The Things I Love
Years ago, when I was just starting my working career, I rented a tiny apartment from a very nice older couple.
These folks, Mr. and Mrs. Manchester, were really old. I mean, they must have been the age that my husband and I are now. But of course, that made them very old indeed to me at the time.
They had a lovely old house with a detached two-car garage in their backyard. Years before, the husband had built a studio apartment over the garage for his own mother, where she had lived for many years. After she passed away, the apartment stayed empty for quite some time, and eventually, they decided to rent it out.
They rented it completely furnished with all the old woman’s things – which was perfect for a young person like me who had nothing. There were furniture, pots and pans and dishes, a vacuum cleaner and an ironing board and iron (I love to iron, by the way… I really do.) The tiny kitchen had a two burner stove and a bar-sized refrigerator. But that was perfect for me, since I ate mostly canned ravioli and hotdogs.
I had a very-low paying but promising job that had taken me eighteen months to find. As an English major, my office skills were sparse, but I knew the alphabet. I could file and type. And the small nonprofit I worked for did not have a big staff, so they were happy to get someone with good brains, who’d work for peanuts. And it wasn’t long before they encouraged me to acquire some business skills – by paying my tuition for an MBA.

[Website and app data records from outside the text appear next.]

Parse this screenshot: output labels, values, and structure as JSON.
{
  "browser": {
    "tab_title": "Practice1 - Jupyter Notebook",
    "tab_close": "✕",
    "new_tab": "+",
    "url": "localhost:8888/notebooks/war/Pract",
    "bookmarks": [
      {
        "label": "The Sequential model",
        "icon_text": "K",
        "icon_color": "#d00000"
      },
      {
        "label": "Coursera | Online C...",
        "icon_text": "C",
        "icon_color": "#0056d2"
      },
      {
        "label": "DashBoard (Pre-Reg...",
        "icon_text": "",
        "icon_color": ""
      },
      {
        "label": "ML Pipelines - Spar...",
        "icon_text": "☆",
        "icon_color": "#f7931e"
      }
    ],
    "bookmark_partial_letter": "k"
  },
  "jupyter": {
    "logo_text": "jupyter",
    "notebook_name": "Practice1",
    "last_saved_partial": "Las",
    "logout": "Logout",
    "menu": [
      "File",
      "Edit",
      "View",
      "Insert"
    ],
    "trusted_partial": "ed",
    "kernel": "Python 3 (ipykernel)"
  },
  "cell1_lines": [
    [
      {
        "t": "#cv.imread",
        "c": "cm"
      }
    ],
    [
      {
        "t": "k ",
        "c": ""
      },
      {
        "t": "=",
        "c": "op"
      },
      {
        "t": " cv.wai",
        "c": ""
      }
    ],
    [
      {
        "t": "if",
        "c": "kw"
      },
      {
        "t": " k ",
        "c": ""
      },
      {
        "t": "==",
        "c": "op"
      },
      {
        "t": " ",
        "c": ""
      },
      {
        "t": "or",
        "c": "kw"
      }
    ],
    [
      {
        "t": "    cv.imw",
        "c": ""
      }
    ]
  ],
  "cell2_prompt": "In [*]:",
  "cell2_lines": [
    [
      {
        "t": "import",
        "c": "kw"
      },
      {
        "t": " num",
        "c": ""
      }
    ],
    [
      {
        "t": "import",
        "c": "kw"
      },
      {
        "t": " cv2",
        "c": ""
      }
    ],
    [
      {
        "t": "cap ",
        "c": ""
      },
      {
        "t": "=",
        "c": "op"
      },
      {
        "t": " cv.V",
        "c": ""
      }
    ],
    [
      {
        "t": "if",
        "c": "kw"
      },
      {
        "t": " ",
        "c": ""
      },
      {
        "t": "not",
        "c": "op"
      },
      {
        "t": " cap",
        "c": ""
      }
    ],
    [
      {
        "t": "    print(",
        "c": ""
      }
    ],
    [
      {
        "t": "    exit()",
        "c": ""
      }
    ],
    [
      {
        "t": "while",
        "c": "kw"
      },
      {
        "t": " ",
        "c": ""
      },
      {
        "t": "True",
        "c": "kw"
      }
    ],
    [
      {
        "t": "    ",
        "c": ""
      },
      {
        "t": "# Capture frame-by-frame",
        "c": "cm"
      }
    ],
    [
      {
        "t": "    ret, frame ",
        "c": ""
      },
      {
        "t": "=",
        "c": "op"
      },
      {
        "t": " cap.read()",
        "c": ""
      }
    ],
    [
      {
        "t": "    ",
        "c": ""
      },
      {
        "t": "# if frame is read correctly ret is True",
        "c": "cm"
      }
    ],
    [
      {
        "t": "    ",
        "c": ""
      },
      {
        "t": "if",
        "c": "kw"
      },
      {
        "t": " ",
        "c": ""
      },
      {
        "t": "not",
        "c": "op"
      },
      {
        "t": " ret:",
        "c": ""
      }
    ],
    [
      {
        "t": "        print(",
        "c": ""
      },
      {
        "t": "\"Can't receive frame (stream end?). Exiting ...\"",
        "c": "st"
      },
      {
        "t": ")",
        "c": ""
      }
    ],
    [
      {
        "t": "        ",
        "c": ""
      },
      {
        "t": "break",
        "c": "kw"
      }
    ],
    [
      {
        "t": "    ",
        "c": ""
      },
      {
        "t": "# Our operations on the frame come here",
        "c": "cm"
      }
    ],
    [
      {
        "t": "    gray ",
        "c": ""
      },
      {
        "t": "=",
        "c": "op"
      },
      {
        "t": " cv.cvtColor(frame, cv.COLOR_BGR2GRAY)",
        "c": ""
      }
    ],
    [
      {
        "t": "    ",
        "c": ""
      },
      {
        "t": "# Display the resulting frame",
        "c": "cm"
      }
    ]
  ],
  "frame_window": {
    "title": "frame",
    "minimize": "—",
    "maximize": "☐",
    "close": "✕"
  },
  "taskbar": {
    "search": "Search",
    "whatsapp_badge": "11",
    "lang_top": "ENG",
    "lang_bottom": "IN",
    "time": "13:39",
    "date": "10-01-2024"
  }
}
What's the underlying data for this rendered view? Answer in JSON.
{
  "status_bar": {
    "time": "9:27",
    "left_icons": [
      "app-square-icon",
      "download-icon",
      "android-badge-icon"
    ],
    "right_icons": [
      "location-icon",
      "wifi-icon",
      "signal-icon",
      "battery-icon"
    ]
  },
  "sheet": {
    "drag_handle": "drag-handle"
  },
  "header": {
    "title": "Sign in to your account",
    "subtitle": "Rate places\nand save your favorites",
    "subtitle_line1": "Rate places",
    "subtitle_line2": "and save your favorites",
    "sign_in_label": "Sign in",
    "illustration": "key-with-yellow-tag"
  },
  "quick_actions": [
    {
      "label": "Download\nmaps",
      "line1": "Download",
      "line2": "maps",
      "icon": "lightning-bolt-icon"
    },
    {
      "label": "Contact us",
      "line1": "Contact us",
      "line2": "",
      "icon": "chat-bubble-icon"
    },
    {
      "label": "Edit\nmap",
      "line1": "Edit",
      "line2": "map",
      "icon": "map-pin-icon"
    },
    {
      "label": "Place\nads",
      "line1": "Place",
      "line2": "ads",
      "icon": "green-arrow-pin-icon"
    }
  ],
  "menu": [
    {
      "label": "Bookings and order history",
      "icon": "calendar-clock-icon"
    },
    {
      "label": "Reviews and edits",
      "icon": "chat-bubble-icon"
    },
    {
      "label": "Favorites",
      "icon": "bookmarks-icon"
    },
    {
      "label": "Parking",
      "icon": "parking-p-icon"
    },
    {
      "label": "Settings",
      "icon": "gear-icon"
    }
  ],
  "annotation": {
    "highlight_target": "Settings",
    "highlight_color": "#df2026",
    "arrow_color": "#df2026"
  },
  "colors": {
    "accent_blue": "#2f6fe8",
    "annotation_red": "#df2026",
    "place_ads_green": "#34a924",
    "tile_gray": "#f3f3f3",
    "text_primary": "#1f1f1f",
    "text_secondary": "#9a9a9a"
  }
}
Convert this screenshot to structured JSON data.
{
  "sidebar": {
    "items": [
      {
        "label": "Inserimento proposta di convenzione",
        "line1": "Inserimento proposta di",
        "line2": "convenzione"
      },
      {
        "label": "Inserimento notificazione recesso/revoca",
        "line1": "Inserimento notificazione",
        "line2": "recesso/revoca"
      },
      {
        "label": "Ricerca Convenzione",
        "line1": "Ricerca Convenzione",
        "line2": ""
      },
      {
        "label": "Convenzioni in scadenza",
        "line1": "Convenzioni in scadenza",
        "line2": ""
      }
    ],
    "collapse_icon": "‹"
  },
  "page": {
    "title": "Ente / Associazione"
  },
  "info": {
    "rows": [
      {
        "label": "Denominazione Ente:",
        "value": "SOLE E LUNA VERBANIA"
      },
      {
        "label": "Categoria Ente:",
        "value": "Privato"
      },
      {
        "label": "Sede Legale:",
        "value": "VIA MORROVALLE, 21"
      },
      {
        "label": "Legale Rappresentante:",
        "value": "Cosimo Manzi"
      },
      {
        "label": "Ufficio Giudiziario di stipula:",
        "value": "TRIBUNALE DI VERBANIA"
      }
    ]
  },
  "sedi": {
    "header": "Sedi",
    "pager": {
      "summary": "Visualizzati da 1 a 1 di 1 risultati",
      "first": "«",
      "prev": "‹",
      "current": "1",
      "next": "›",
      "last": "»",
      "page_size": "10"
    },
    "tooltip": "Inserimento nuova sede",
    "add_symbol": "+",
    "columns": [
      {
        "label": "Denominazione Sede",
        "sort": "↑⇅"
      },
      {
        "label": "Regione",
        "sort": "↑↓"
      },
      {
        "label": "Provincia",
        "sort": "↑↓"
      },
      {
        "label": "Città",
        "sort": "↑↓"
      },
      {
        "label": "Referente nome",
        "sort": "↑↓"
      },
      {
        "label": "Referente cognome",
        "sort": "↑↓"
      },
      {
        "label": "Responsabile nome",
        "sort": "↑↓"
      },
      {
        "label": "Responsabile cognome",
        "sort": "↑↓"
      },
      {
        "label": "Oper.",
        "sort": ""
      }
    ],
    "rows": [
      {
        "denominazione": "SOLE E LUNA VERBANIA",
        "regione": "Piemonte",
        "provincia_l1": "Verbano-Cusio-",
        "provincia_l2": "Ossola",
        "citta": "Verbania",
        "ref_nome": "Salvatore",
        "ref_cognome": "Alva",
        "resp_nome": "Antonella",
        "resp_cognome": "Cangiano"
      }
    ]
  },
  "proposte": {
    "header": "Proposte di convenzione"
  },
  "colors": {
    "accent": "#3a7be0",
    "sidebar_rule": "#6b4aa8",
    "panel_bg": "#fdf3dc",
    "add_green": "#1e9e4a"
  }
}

In the meantime though, I had plenty of nothin’ and was happy to have a pot for my ravioli and an iron, even if it meant I had to wash my hair in the old claw foot tub.
And my landlords were generous and kind and smart. They left me veggies from their garden in the summer and cleaned the snow and ice off my car in the winter.
I often stayed for a cup of tea with the missus when I stopped by on the first of the month to pay my rent.
Their house wasn’t fancy but it had a warm well-used kitchen, good furniture (including a baby grand piano) and some interesting art in all the rooms.
One day over tea, I notice some beautiful plates on display in the dining room.
“Those are really lovely,” I said.
Mrs. Manchester aid, “Thank you. They are very old family heirlooms. They are precious to me.” She added, “Do you see that the one on the right has been broken and glued back together?”
“I see that now,” I said.
“My grandchildren broke that piece three years ago. Knocked it off the wall.”
“What a shame.”
She laughed. “If my own kids had done it I would have strangled them. But when it’s your grandchildren, you say, ‘Oh, that’s okay, sweethearts.’ And you get out the glue.”
“I guess so,” I answered doubtfully.
“I thought my heart would break,” she said. “But it didn’t.”
Years later, I surprised myself by becoming rather a business success. I eventually got myself a beautiful condo and lovely expensive furniture, including some antiques. I acquired fine dishes and crystal and a few good pieces of art.
Of course, I had to clean the snow off my car myself, so there’s that.
Also eventually, my adorable sister had a bunch of adorable kids, and my nephews and niece became an important, loving part of my world.
Mostly I visited – and babysat – at their place, which was childproofed in every inch of every room, of course.
My place was a bit more fragile.
But I loved having the family over. When I wasn’t working like a maniac of course… which was most of the time.
So there’s that.
And one day when my family had come to visit, the kids were playing in my spare bedroom and there was considerable noise emanating from that direction.
My brother-in-law frowned. He said, “I worry about all your beautiful things when we come here. Sometimes I think we shouldn’t visit until the kids are out of college.”
And I thought of Mrs. Manchester and laughed – like she laughed when she told me the story of her family heirlooms.
“Oh no!” I said. “You – and the kids – can come anytime. You are always welcome here.”
“But what if they break something precious?” he asked.
“Don’t get me wrong,” I said. “I love my things. I really do. But you know… my things don’t love me back.”
My heirlooms. Only one set loves me back.